In a ceremony that would be a match for even the most exotic and modern car launch, Royce, in front of family and invited friends, pulled the covers off a very special creation: his own hand-created ‘Bello’ single-seater racing car, one made in the mould of racers from the 1950s, a time when engines were still in front of the driver.

Rather than call the car by his own name, as might have been reasonably expected, the humble mechanic was delighted to introduce Bello – a name that is Italian–Spanish for ‘handsome/beautiful’ and normally used as a nickname for a handsome man. Perhaps Royce was referring to himself? In medieval Italy the word was also applied as a personal name, and would also give rise to a surname; though the chassis number of Royce’s creation is personal – RNB1.

A stream of racing cars have come out of Italy since racing began in the early 1900s. This was particularly prevalent in the early years of Formula Junior in the late 1950s. Names include marques such as Ferrari, Maserati, Alfa Romeo, Lancia and Stanguellini, not to mention lesser-known makes such as Foglieta, Volpini and Taraschi. Now there is Bello – designed and built in New Zealand.


To read this and other articles on the Classic Driver website please click here to sign up for a membership. Once a member and logged in, you'll be able to read all the articles on the site.
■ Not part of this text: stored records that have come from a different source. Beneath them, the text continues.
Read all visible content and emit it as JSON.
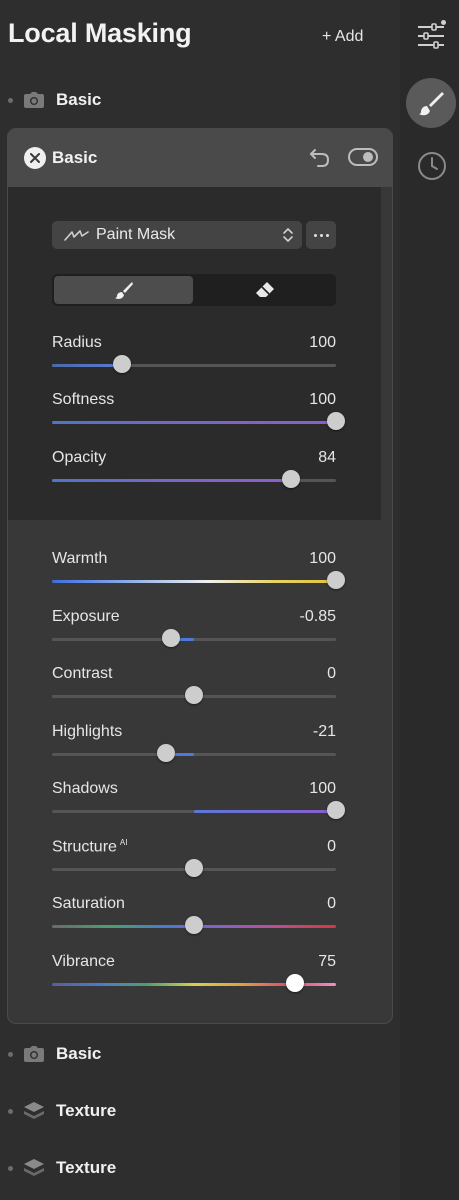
{
  "header": {
    "title": "Local Masking",
    "add_label": "+ Add"
  },
  "rows_top": [
    {
      "label": "Basic",
      "icon": "camera-icon"
    }
  ],
  "panel": {
    "title": "Basic",
    "mask_tool": {
      "label": "Paint Mask",
      "more": "more-icon"
    },
    "brush_modes": [
      "brush-icon",
      "eraser-icon"
    ],
    "mask_sliders": [
      {
        "label": "Radius",
        "value": "100",
        "pct": 0.245
      },
      {
        "label": "Softness",
        "value": "100",
        "pct": 1.0
      },
      {
        "label": "Opacity",
        "value": "84",
        "pct": 0.84
      }
    ],
    "adjust_sliders": [
      {
        "label": "Warmth",
        "value": "100",
        "pct": 1.0
      },
      {
        "label": "Exposure",
        "value": "-0.85",
        "pct": 0.42
      },
      {
        "label": "Contrast",
        "value": "0",
        "pct": 0.5
      },
      {
        "label": "Highlights",
        "value": "-21",
        "pct": 0.4
      },
      {
        "label": "Shadows",
        "value": "100",
        "pct": 1.0
      },
      {
        "label": "Structure",
        "sup": "AI",
        "value": "0",
        "pct": 0.5
      },
      {
        "label": "Saturation",
        "value": "0",
        "pct": 0.5
      },
      {
        "label": "Vibrance",
        "value": "75",
        "pct": 0.855
      }
    ]
  },
  "rows_bottom": [
    {
      "label": "Basic",
      "icon": "camera-icon"
    },
    {
      "label": "Texture",
      "icon": "layers-icon"
    },
    {
      "label": "Texture",
      "icon": "layers-icon"
    }
  ],
  "rail": [
    "adjust-icon",
    "brush-icon",
    "history-icon"
  ],
  "colors": {
    "panel": "#383838",
    "header": "#4a4a4a",
    "thumb": "#cdcdcd",
    "accent_purple": "#8a5fc9",
    "accent_blue": "#5a78d6"
  }
}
If you are already a paid up member, please log in, using the Log In link in the menu at the top of the page.